(Data about app and page elements)
=====

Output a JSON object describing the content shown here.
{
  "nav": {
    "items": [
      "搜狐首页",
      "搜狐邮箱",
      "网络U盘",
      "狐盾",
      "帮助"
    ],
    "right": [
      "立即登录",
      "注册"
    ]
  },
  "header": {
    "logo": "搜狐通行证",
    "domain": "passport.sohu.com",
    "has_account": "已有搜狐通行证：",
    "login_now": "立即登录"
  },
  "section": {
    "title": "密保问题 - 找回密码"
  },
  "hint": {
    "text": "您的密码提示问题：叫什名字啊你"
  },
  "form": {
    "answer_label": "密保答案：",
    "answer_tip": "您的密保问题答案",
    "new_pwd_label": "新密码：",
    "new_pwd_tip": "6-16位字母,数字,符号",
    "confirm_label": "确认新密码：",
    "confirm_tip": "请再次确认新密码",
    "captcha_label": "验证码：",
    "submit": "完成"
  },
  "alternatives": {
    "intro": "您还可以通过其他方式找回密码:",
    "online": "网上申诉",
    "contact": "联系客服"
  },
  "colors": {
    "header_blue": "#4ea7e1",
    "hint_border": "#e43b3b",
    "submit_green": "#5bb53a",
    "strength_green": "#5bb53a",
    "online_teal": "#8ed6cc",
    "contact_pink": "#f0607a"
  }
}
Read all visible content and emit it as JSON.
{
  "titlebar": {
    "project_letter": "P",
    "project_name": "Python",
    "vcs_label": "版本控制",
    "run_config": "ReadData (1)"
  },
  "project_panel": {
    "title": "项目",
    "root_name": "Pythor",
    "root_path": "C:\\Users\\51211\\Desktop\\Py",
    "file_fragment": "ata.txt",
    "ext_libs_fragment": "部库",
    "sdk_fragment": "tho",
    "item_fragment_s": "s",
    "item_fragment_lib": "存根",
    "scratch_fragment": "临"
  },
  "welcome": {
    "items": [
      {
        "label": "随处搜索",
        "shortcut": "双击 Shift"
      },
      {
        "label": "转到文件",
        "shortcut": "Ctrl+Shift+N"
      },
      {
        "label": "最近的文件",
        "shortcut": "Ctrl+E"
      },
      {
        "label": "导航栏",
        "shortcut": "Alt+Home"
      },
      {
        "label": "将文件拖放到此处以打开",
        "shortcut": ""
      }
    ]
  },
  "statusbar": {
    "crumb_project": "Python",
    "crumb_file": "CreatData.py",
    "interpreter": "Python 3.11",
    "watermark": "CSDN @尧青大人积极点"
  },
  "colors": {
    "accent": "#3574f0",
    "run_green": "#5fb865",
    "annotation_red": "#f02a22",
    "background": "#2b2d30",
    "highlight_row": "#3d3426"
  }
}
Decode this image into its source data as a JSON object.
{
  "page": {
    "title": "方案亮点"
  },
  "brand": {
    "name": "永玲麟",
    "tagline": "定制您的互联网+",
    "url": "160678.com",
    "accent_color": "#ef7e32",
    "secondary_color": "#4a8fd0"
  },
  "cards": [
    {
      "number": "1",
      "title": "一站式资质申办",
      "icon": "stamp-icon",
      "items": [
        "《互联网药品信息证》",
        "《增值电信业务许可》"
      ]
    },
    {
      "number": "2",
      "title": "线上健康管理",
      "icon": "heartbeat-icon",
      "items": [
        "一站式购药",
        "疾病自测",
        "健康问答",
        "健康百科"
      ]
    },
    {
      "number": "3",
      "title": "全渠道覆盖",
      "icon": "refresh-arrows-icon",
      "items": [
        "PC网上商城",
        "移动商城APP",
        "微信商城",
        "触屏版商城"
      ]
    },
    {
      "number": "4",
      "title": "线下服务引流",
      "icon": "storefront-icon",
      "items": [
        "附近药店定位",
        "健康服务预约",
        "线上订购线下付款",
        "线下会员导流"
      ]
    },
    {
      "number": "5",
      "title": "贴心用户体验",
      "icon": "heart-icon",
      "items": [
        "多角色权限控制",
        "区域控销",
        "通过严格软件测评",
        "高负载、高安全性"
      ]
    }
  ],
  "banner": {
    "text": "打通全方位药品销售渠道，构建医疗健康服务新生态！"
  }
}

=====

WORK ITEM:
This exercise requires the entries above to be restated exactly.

TASK RESPONSE:
Output a JSON object describing the content shown here.
{
  "nav": {
    "items": [
      "搜狐首页",
      "搜狐邮箱",
      "网络U盘",
      "狐盾",
      "帮助"
    ],
    "right": [
      "立即登录",
      "注册"
    ]
  },
  "header": {
    "logo": "搜狐通行证",
    "domain": "passport.sohu.com",
    "has_account": "已有搜狐通行证：",
    "login_now": "立即登录"
  },
  "section": {
    "title": "密保问题 - 找回密码"
  },
  "hint": {
    "text": "您的密码提示问题：叫什名字啊你"
  },
  "form": {
    "answer_label": "密保答案：",
    "answer_tip": "您的密保问题答案",
    "new_pwd_label": "新密码：",
    "new_pwd_tip": "6-16位字母,数字,符号",
    "confirm_label": "确认新密码：",
    "confirm_tip": "请再次确认新密码",
    "captcha_label": "验证码：",
    "submit": "完成"
  },
  "alternatives": {
    "intro": "您还可以通过其他方式找回密码:",
    "online": "网上申诉",
    "contact": "联系客服"
  },
  "colors": {
    "header_blue": "#4ea7e1",
    "hint_border": "#e43b3b",
    "submit_green": "#5bb53a",
    "strength_green": "#5bb53a",
    "online_teal": "#8ed6cc",
    "contact_pink": "#f0607a"
  }
}
Read all visible content and emit it as JSON.
{
  "titlebar": {
    "project_letter": "P",
    "project_name": "Python",
    "vcs_label": "版本控制",
    "run_config": "ReadData (1)"
  },
  "project_panel": {
    "title": "项目",
    "root_name": "Pythor",
    "root_path": "C:\\Users\\51211\\Desktop\\Py",
    "file_fragment": "ata.txt",
    "ext_libs_fragment": "部库",
    "sdk_fragment": "tho",
    "item_fragment_s": "s",
    "item_fragment_lib": "存根",
    "scratch_fragment": "临"
  },
  "welcome": {
    "items": [
      {
        "label": "随处搜索",
        "shortcut": "双击 Shift"
      },
      {
        "label": "转到文件",
        "shortcut": "Ctrl+Shift+N"
      },
      {
        "label": "最近的文件",
        "shortcut": "Ctrl+E"
      },
      {
        "label": "导航栏",
        "shortcut": "Alt+Home"
      },
      {
        "label": "将文件拖放到此处以打开",
        "shortcut": ""
      }
    ]
  },
  "statusbar": {
    "crumb_project": "Python",
    "crumb_file": "CreatData.py",
    "interpreter": "Python 3.11",
    "watermark": "CSDN @尧青大人积极点"
  },
  "colors": {
    "accent": "#3574f0",
    "run_green": "#5fb865",
    "annotation_red": "#f02a22",
    "background": "#2b2d30",
    "highlight_row": "#3d3426"
  }
}
Decode this image into its source data as a JSON object.
{
  "page": {
    "title": "方案亮点"
  },
  "brand": {
    "name": "永玲麟",
    "tagline": "定制您的互联网+",
    "url": "160678.com",
    "accent_color": "#ef7e32",
    "secondary_color": "#4a8fd0"
  },
  "cards": [
    {
      "number": "1",
      "title": "一站式资质申办",
      "icon": "stamp-icon",
      "items": [
        "《互联网药品信息证》",
        "《增值电信业务许可》"
      ]
    },
    {
      "number": "2",
      "title": "线上健康管理",
      "icon": "heartbeat-icon",
      "items": [
        "一站式购药",
        "疾病自测",
        "健康问答",
        "健康百科"
      ]
    },
    {
      "number": "3",
      "title": "全渠道覆盖",
      "icon": "refresh-arrows-icon",
      "items": [
        "PC网上商城",
        "移动商城APP",
        "微信商城",
        "触屏版商城"
      ]
    },
    {
      "number": "4",
      "title": "线下服务引流",
      "icon": "storefront-icon",
      "items": [
        "附近药店定位",
        "健康服务预约",
        "线上订购线下付款",
        "线下会员导流"
      ]
    },
    {
      "number": "5",
      "title": "贴心用户体验",
      "icon": "heart-icon",
      "items": [
        "多角色权限控制",
        "区域控销",
        "通过严格软件测评",
        "高负载、高安全性"
      ]
    }
  ],
  "banner": {
    "text": "打通全方位药品销售渠道，构建医疗健康服务新生态！"
  }
}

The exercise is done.